As a Delaware drug rehab, we are aware of the various drug-related laws in our state. In Delaware, it is unlawful for any person to use, or possess with intent to use, drug paraphernalia, such as the ones we listed above. According to chapter 47 of the Uniform Controlled Substances Acts, “It is unlawful for any person to deliver, possess with intent to deliver, convert, manufacture, convey, sell, or offer for sale drug paraphernalia, knowing or under circumstances where one should reasonably know that it will be used to plant, propagate, cultivate, grow, harvest, manufacture, compound, convert, produce, process, prepare, test, analyze, pack, repack, store, contain, conceal, inject, ingest, inhale, or otherwise introduce into the human body a controlled substance.”1 

Start Heroin Addiction Treatment Today 

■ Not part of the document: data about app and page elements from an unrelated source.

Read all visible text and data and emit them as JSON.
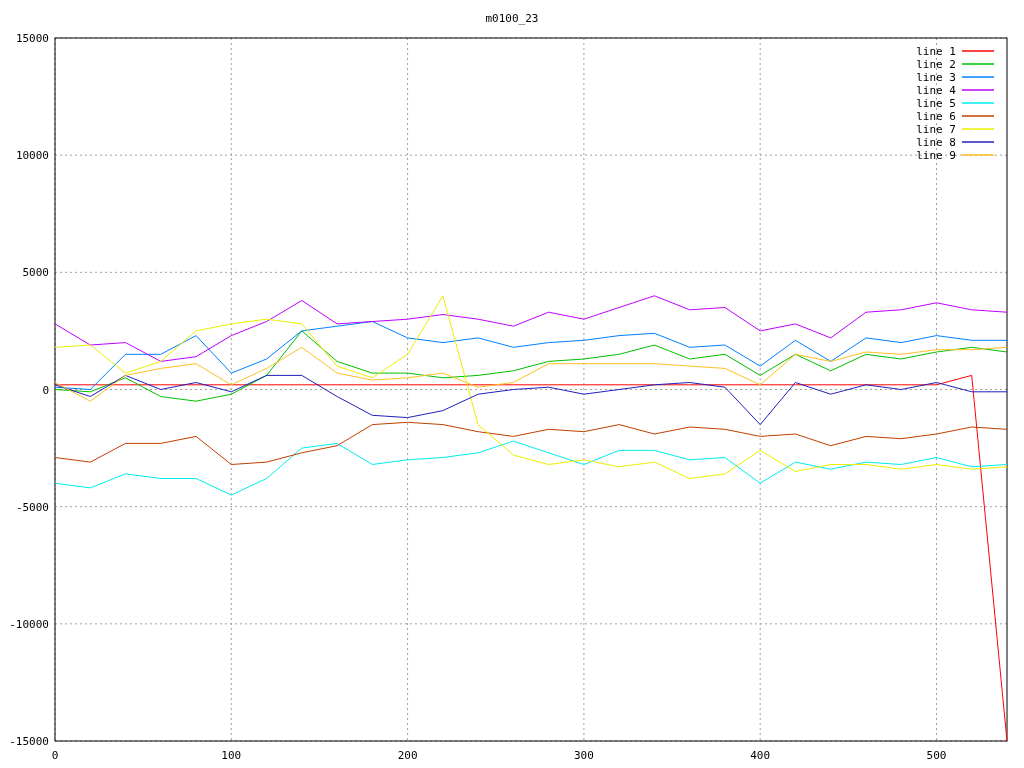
{
  "chart": {
    "chart_data": {
      "type": "line",
      "title": "m0100_23",
      "x": [
        0,
        20,
        40,
        60,
        80,
        100,
        120,
        140,
        160,
        180,
        200,
        220,
        240,
        260,
        280,
        300,
        320,
        340,
        360,
        380,
        400,
        420,
        440,
        460,
        480,
        500,
        520,
        540
      ],
      "grid": true,
      "legend": true,
      "xlim": [
        0,
        540
      ],
      "ylim": [
        -15000,
        15000
      ],
      "xticks": [
        0,
        100,
        200,
        300,
        400,
        500
      ],
      "yticks": [
        -15000,
        -10000,
        -5000,
        0,
        5000,
        10000,
        15000
      ],
      "series": [
        {
          "name": "line 1",
          "color": "#ff0000",
          "values": [
            200,
            200,
            200,
            200,
            200,
            200,
            200,
            200,
            200,
            200,
            200,
            200,
            200,
            200,
            200,
            200,
            200,
            200,
            200,
            200,
            200,
            200,
            200,
            200,
            200,
            200,
            600,
            -15000
          ]
        },
        {
          "name": "line 2",
          "color": "#00c000",
          "values": [
            0,
            -100,
            500,
            -300,
            -500,
            -200,
            600,
            2500,
            1200,
            700,
            700,
            500,
            600,
            800,
            1200,
            1300,
            1500,
            1900,
            1300,
            1500,
            600,
            1500,
            800,
            1500,
            1300,
            1600,
            1800,
            1600
          ]
        },
        {
          "name": "line 3",
          "color": "#0080ff",
          "values": [
            100,
            0,
            1500,
            1500,
            2300,
            700,
            1300,
            2500,
            2700,
            2900,
            2200,
            2000,
            2200,
            1800,
            2000,
            2100,
            2300,
            2400,
            1800,
            1900,
            1000,
            2100,
            1200,
            2200,
            2000,
            2300,
            2100,
            2100
          ]
        },
        {
          "name": "line 4",
          "color": "#c000ff",
          "values": [
            2800,
            1900,
            2000,
            1200,
            1400,
            2300,
            2900,
            3800,
            2800,
            2900,
            3000,
            3200,
            3000,
            2700,
            3300,
            3000,
            3500,
            4000,
            3400,
            3500,
            2500,
            2800,
            2200,
            3300,
            3400,
            3700,
            3400,
            3300
          ]
        },
        {
          "name": "line 5",
          "color": "#00eeee",
          "values": [
            -4000,
            -4200,
            -3600,
            -3800,
            -3800,
            -4500,
            -3800,
            -2500,
            -2300,
            -3200,
            -3000,
            -2900,
            -2700,
            -2200,
            -2700,
            -3200,
            -2600,
            -2600,
            -3000,
            -2900,
            -4000,
            -3100,
            -3400,
            -3100,
            -3200,
            -2900,
            -3300,
            -3200
          ]
        },
        {
          "name": "line 6",
          "color": "#c04000",
          "values": [
            -2900,
            -3100,
            -2300,
            -2300,
            -2000,
            -3200,
            -3100,
            -2700,
            -2400,
            -1500,
            -1400,
            -1500,
            -1800,
            -2000,
            -1700,
            -1800,
            -1500,
            -1900,
            -1600,
            -1700,
            -2000,
            -1900,
            -2400,
            -2000,
            -2100,
            -1900,
            -1600,
            -1700
          ]
        },
        {
          "name": "line 7",
          "color": "#eeee00",
          "values": [
            1800,
            1900,
            700,
            1200,
            2500,
            2800,
            3000,
            2800,
            1000,
            500,
            1500,
            4000,
            -1500,
            -2800,
            -3200,
            -3000,
            -3300,
            -3100,
            -3800,
            -3600,
            -2600,
            -3500,
            -3200,
            -3200,
            -3400,
            -3200,
            -3400,
            -3300
          ]
        },
        {
          "name": "line 8",
          "color": "#2020c0",
          "values": [
            200,
            -300,
            600,
            0,
            300,
            -100,
            600,
            600,
            -300,
            -1100,
            -1200,
            -900,
            -200,
            0,
            100,
            -200,
            0,
            200,
            300,
            100,
            -1500,
            300,
            -200,
            200,
            0,
            300,
            -100,
            -100
          ]
        },
        {
          "name": "line 9",
          "color": "#ffc020",
          "values": [
            300,
            -500,
            600,
            900,
            1100,
            200,
            900,
            1800,
            700,
            400,
            500,
            700,
            100,
            300,
            1100,
            1100,
            1100,
            1100,
            1000,
            900,
            200,
            1500,
            1200,
            1600,
            1500,
            1700,
            1700,
            1800
          ]
        }
      ]
    }
  }
}
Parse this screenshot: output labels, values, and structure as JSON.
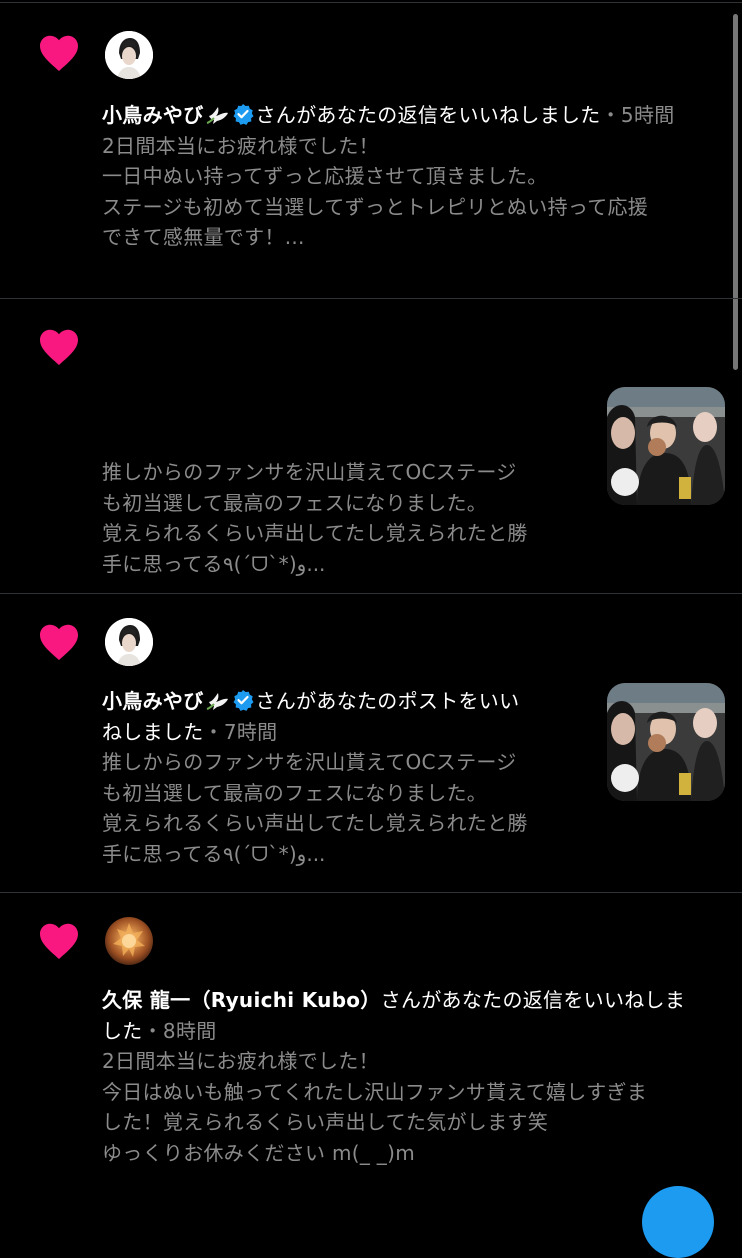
{
  "colors": {
    "heart": "#f91880",
    "verified": "#1d9bf0",
    "secondary_text": "#8b8b8b",
    "divider": "#2f3336"
  },
  "notifications": [
    {
      "icon": "heart-icon",
      "user_name": "小鳥みやび",
      "verified": true,
      "action": "さんがあなたの返信をいいねしました",
      "time_sep": "・",
      "time": "5時間",
      "body": [
        "2日間本当にお疲れ様でした！",
        "一日中ぬい持ってずっと応援させて頂きました。",
        "ステージも初めて当選してずっとトレピリとぬい持って応援",
        "できて感無量です！..."
      ]
    },
    {
      "icon": "heart-icon",
      "body": [
        "推しからのファンサを沢山貰えてOCステージ",
        "も初当選して最高のフェスになりました。",
        "覚えられるくらい声出してたし覚えられたと勝",
        "手に思ってる٩(ˊᗜˋ*)و..."
      ]
    },
    {
      "icon": "heart-icon",
      "user_name": "小鳥みやび",
      "verified": true,
      "action": "さんがあなたのポストをいい",
      "action_2": "ねしました",
      "time_sep": "・",
      "time": "7時間",
      "body": [
        "推しからのファンサを沢山貰えてOCステージ",
        "も初当選して最高のフェスになりました。",
        "覚えられるくらい声出してたし覚えられたと勝",
        "手に思ってる٩(ˊᗜˋ*)و..."
      ]
    },
    {
      "icon": "heart-icon",
      "user_name": "久保 龍一（Ryuichi Kubo）",
      "verified": false,
      "action": "さんがあなたの返信をいいねしま",
      "action_2": "した",
      "time_sep": "・",
      "time": "8時間",
      "body": [
        "2日間本当にお疲れ様でした！",
        "今日はぬいも触ってくれたし沢山ファンサ貰えて嬉しすぎま",
        "した！覚えられるくらい声出してた気がします笑",
        "ゆっくりお休みください m(_ _)m"
      ]
    }
  ]
}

Opiate paraphernalia is a major red flag for opioid abuse. If you find any of the paraphernalia mentioned in your home, you may have a loved one who needs help. Our Delaware rehab center offers heroin addiction treatment that can make long-term recovery possible.  

Our substance-specific programs incorporate medically assisted detox and psychotherapy to help clients physically recover from cravings and withdrawals and learn healthier coping mechanisms and relapse prevention skills.  

For more information about our levels of addiction care, call Banyan Treatment Centers today at 888-280-4763 



  1. The Delaware Code Online - CHAPTER 47. Uniform Controlled Substances Act 


Related Reading:  

Heroin Addiction Hotline: Number, What to Ask, & More 

The Truth Behind Ray Charles’ Heroin Addiction 

Alyssa, Director of Digital Marketing
Alyssa, Director of Digital Marketing
Alyssa is the National Director of Digital Marketing and is responsible for a multitude of integrated campaigns and events in the behavioral health and addictions field. All articles have been written by Alyssa and medically reviewed by our Chief Medical Officer, Dr. Darrin Mangiacarne.
Recognizing Heroin Paraphernalia
This website uses cookies to improve your experience. By using this website you agree to our Online Privacy Policy.
Learn more ›